This is the time of year when many of the tech companies introduce new stuff. The big question that I always have is, “do I need it?” I almost always want them, but how can I swing the costs? It is always easy to justify an upgrade, since you won’t have to pay full price for them. Plus, if you let one slide by, you know you’re on the hook for the next one. (Most companies will let you skip one upgrade, but if you let two slip by, you’ll have to buy a full version the next time.)
The other big question I have is, “is it worth it?” Do the changes really justify a new version, or is this just a marketing ploy? This may seem a bit cynical, but I feel the latter was true for at least half of the upgrades I have made in the past. I was disappointed with what the new version had to offer, and I’ve learned a few somewhat expensive lessons.
Lesson one: be patient. Don’t jump on right out of the gate. Do some research and read the independent reviews of those that have made the upgrade. Lesson two: use your community. Ask around to see if any one has made the jump and learn from them. And last, I rarely ever buy the first version of anything. It is generally true that all the bugs have not been worked out, and the first buyers are the test subjects (again, a cynical view but also the smart, safe one). It seems that being first rather than the best is the manufacturer’s goal all too often.
These factors are also true for cameras. There is talk of several new cameras from the big players in the market due out during the first quarter of 2011. The talk about huge sensors, the speculation that some may replace professional level video cameras and include all new processing interfaces is the big buzz on many forums. The thing that I find most interesting is while consumer and professional cameras get bigger, the need for big image files seem to going the other way. The decline in print and the increase of digital delivery devices that won’t or don’t support huge files drives this movement. Don’t get me wrong—I will be one of first in line when the Canon EOS D1s Mark IV hits the market. The size (somewhere in the range of 32-36 mega pixels) has been reported, and the all new Digic processor make me drool. The other thing that comes up is how much more memory we will now need. Last year I filled 10+ terabytes of hard drive space with images. What will the new monster require? The thought scares me.

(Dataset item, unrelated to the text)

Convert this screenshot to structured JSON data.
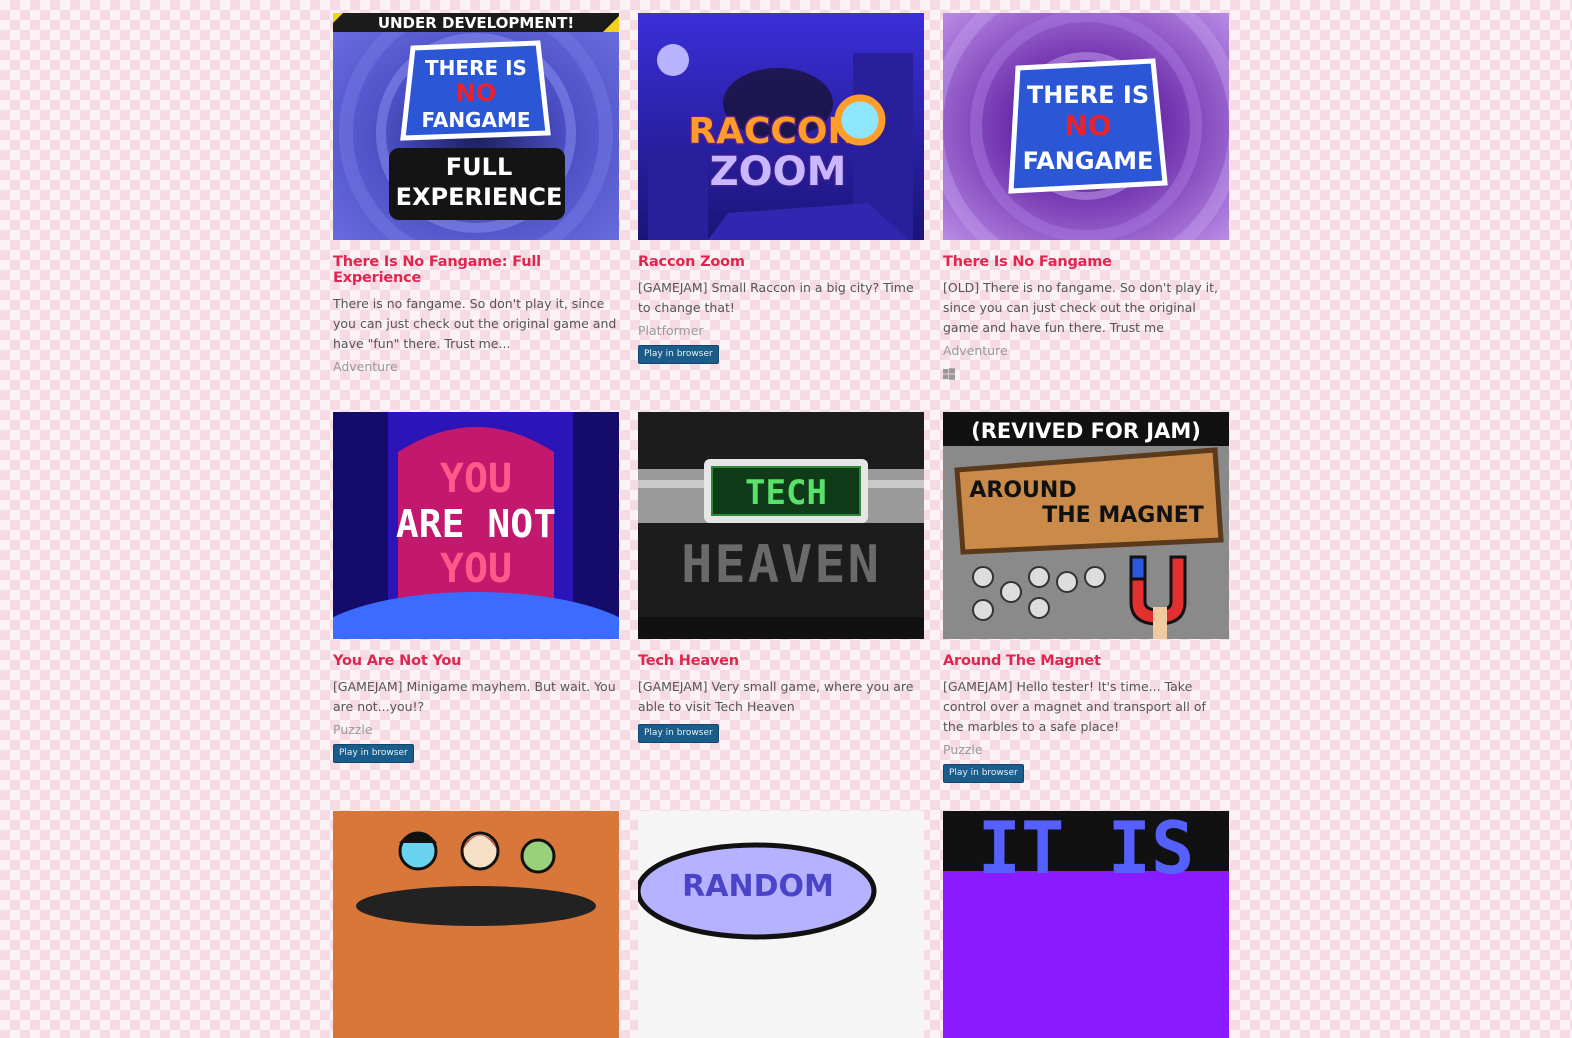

So I guess the take away here is do your research and weigh your needs vs. your wants, and make your decisions based on the real things that will advance you. Investing in your business is wise as long as the goal is better work and more revenue.